Dalai Lama on material progress

His Holiness the 14th Dalai Lama teaches, “Living in society, we should share the sufferings of our fellow citizens and practice compassion and tolerance not only towards our loved ones but also towards our enemies. This is the test of our moral strength.”

But somewhere along the spiritual path, I got the idea that material progress was a hindrance to my transformation. The Embodiment of Compassion explained, “I have heard a great deal of complaint against material progress from Westerners. And yet, paradoxically, it has been the very pride of the Western world. I see nothing wrong with material progress per se, provided people are always given precedence. It is my firm belief that in order to solve human problems in all their dimensions we must combine and harmonise economic development with spiritual growth.”

Actually, to ease the suffering of others, to feed the hungry, to heal the sick, it makes sense to have money to share.

“However, we must know its limitations,” His Holiness said about the worldly life.

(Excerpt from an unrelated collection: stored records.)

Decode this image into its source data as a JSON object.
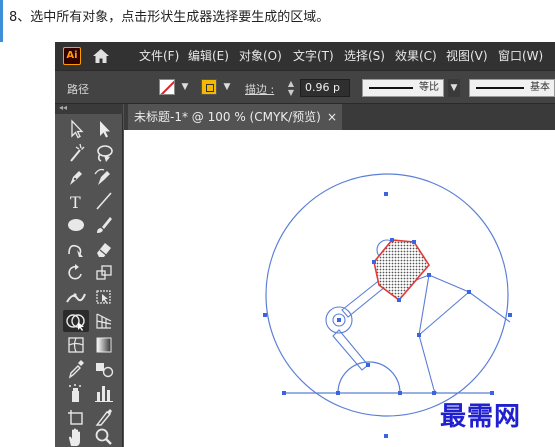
{
  "caption": {
    "text": "8、选中所有对象，点击形状生成器选择要生成的区域。"
  },
  "app": {
    "logo": "Ai",
    "menu": [
      "文件(F)",
      "编辑(E)",
      "对象(O)",
      "文字(T)",
      "选择(S)",
      "效果(C)",
      "视图(V)",
      "窗口(W)"
    ]
  },
  "control_bar": {
    "selection_label": "路径",
    "stroke_label": "描边 :",
    "stroke_value": "0.96 p",
    "profile_label": "等比",
    "brush_label": "基本",
    "fill_color": "#ffffff",
    "stroke_color": "#f5b800"
  },
  "toolbar": {
    "tools": [
      "selection-tool-icon",
      "direct-selection-tool-icon",
      "magic-wand-tool-icon",
      "lasso-tool-icon",
      "pen-tool-icon",
      "curvature-tool-icon",
      "type-tool-icon",
      "line-segment-tool-icon",
      "ellipse-tool-icon",
      "paintbrush-tool-icon",
      "shaper-tool-icon",
      "eraser-tool-icon",
      "rotate-tool-icon",
      "scale-tool-icon",
      "width-tool-icon",
      "free-transform-tool-icon",
      "shape-builder-tool-icon",
      "perspective-grid-tool-icon",
      "mesh-tool-icon",
      "gradient-tool-icon",
      "eyedropper-tool-icon",
      "blend-tool-icon",
      "symbol-sprayer-tool-icon",
      "column-graph-tool-icon",
      "artboard-tool-icon",
      "slice-tool-icon",
      "hand-tool-icon",
      "zoom-tool-icon"
    ],
    "active_tool": "shape-builder-tool-icon"
  },
  "document": {
    "tab_title": "未标题-1* @ 100 % (CMYK/预览)",
    "tab_close": "×"
  },
  "watermark": {
    "text": "最需网"
  }
}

Although materialistic knowledge in the form of science and technology has contributed enormously to human welfare, it is not capable of creating lasting happiness.

As a simple monk, born Tenzin Gyatso in the remote highlands of Tibet, his people had no technology to distract them. No pollution obliterated the clear view of the stars then; and the air was healthful for all to breathe. Now, in the name of material progress, the Chinese government has robbed Tibet of all its natural resources and continues to forbid the worship of His Holiness.

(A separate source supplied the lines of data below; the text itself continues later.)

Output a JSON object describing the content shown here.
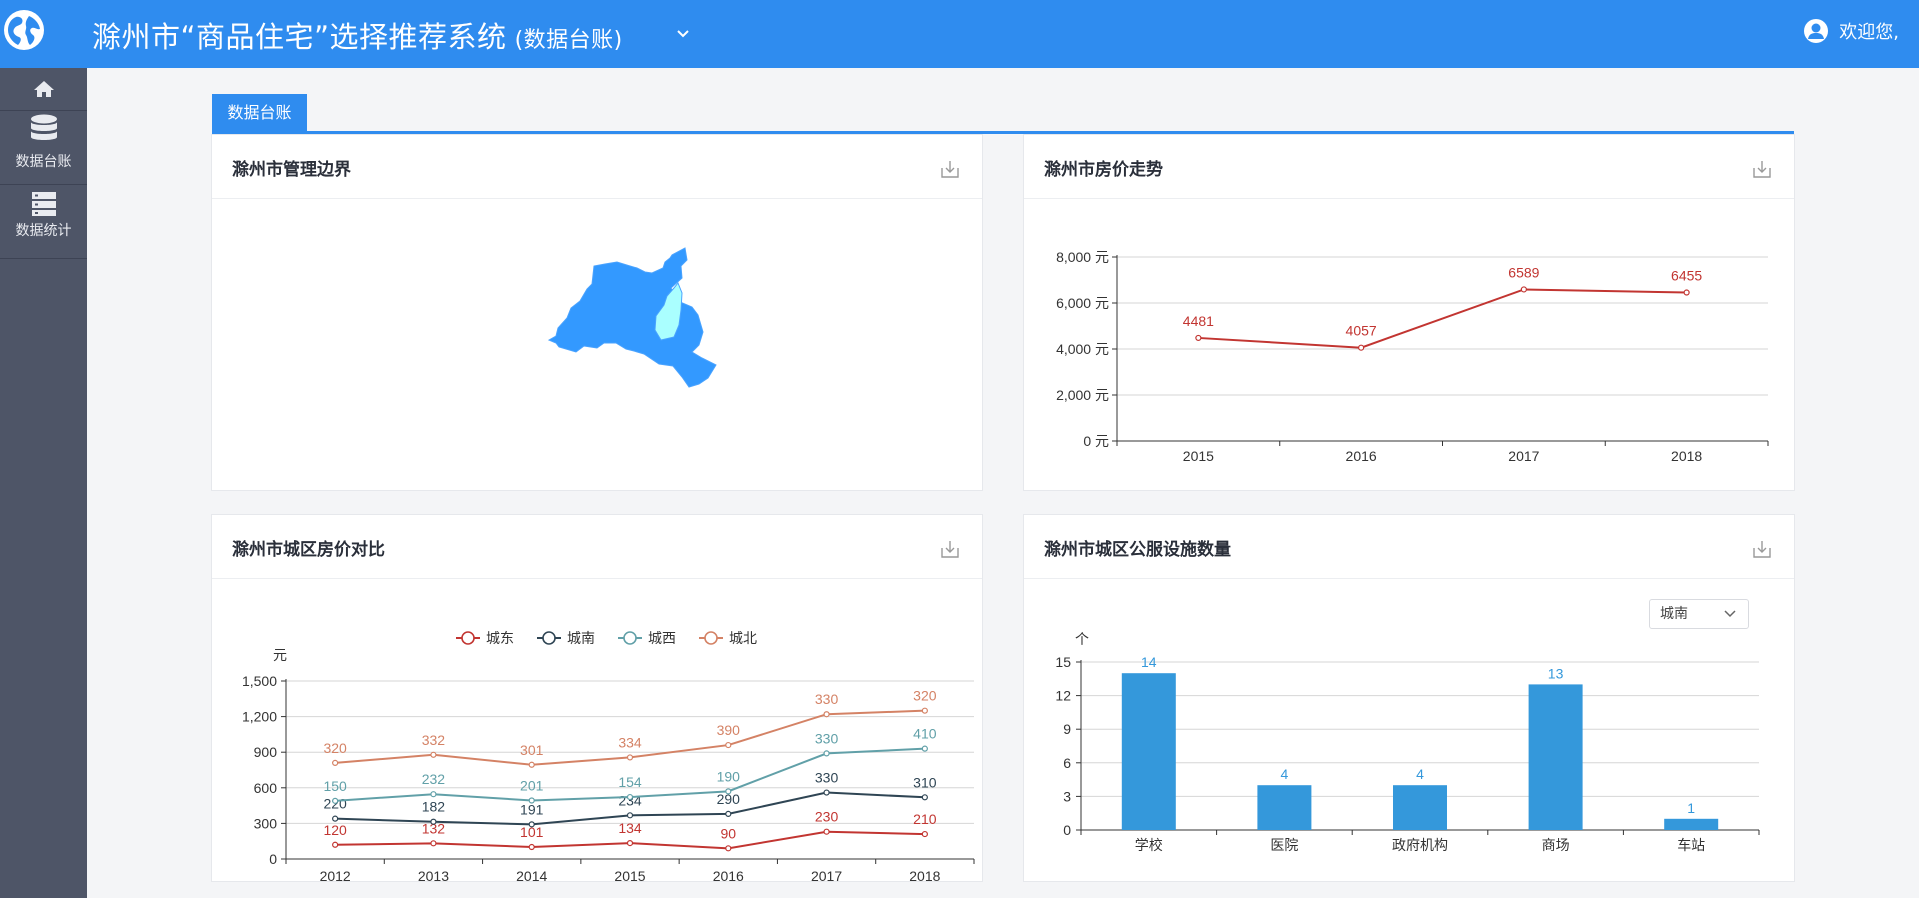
{
  "header": {
    "title": "滁州市“商品住宅”选择推荐系统",
    "subtitle": "(数据台账)",
    "welcome": "欢迎您,"
  },
  "sidebar": {
    "items": [
      {
        "label": "",
        "icon": "home-icon"
      },
      {
        "label": "数据台账",
        "icon": "database-icon"
      },
      {
        "label": "数据统计",
        "icon": "server-icon"
      }
    ]
  },
  "tab": {
    "label": "数据台账"
  },
  "colors": {
    "primary": "#2f8cef",
    "sidebar": "#4e5567",
    "map_fill": "#3399ff",
    "map_highlight": "#aaffff",
    "bar": "#3498db",
    "price_line": "#c23531"
  },
  "panels": {
    "boundary": {
      "title": "滁州市管理边界"
    },
    "trend": {
      "title": "滁州市房价走势"
    },
    "district": {
      "title": "滁州市城区房价对比"
    },
    "facilities": {
      "title": "滁州市城区公服设施数量",
      "select_value": "城南"
    }
  },
  "chart_data": [
    {
      "type": "line",
      "categories": [
        "2015",
        "2016",
        "2017",
        "2018"
      ],
      "series": [
        {
          "values": [
            4481,
            4057,
            6589,
            6455
          ]
        }
      ],
      "ylim": [
        0,
        8000
      ],
      "yticks": [
        "0 元",
        "2,000 元",
        "4,000 元",
        "6,000 元",
        "8,000 元"
      ]
    },
    {
      "type": "line",
      "categories": [
        "2012",
        "2013",
        "2014",
        "2015",
        "2016",
        "2017",
        "2018"
      ],
      "ylabel": "元",
      "ylim": [
        0,
        1500
      ],
      "yticks": [
        "0",
        "300",
        "600",
        "900",
        "1,200",
        "1,500"
      ],
      "stacked": true,
      "legend_position": "top",
      "series": [
        {
          "name": "城东",
          "color": "#c23531",
          "values": [
            120,
            132,
            101,
            134,
            90,
            230,
            210
          ]
        },
        {
          "name": "城南",
          "color": "#2f4554",
          "values": [
            220,
            182,
            191,
            234,
            290,
            330,
            310
          ]
        },
        {
          "name": "城西",
          "color": "#61a0a8",
          "values": [
            150,
            232,
            201,
            154,
            190,
            330,
            410
          ]
        },
        {
          "name": "城北",
          "color": "#d48265",
          "values": [
            320,
            332,
            301,
            334,
            390,
            330,
            320
          ]
        }
      ]
    },
    {
      "type": "bar",
      "categories": [
        "学校",
        "医院",
        "政府机构",
        "商场",
        "车站"
      ],
      "values": [
        14,
        4,
        4,
        13,
        1
      ],
      "ylabel": "个",
      "ylim": [
        0,
        15
      ],
      "yticks": [
        "0",
        "3",
        "6",
        "9",
        "12",
        "15"
      ]
    }
  ]
}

He noted, “In America, for example, where technological development is perhaps more advanced than in any other country, there is still a great deal of mental suffering. This is because materialistic knowledge can only provide a type of happiness that is dependent upon physical conditions. It cannot provide happiness that springs from inner development independent of external factors.”

We don’t have to be saints in order to feel happy, no matter what our physical conditions are like. By controlling the mind we can maintain equanimity under some seemingly intolerable circumstances.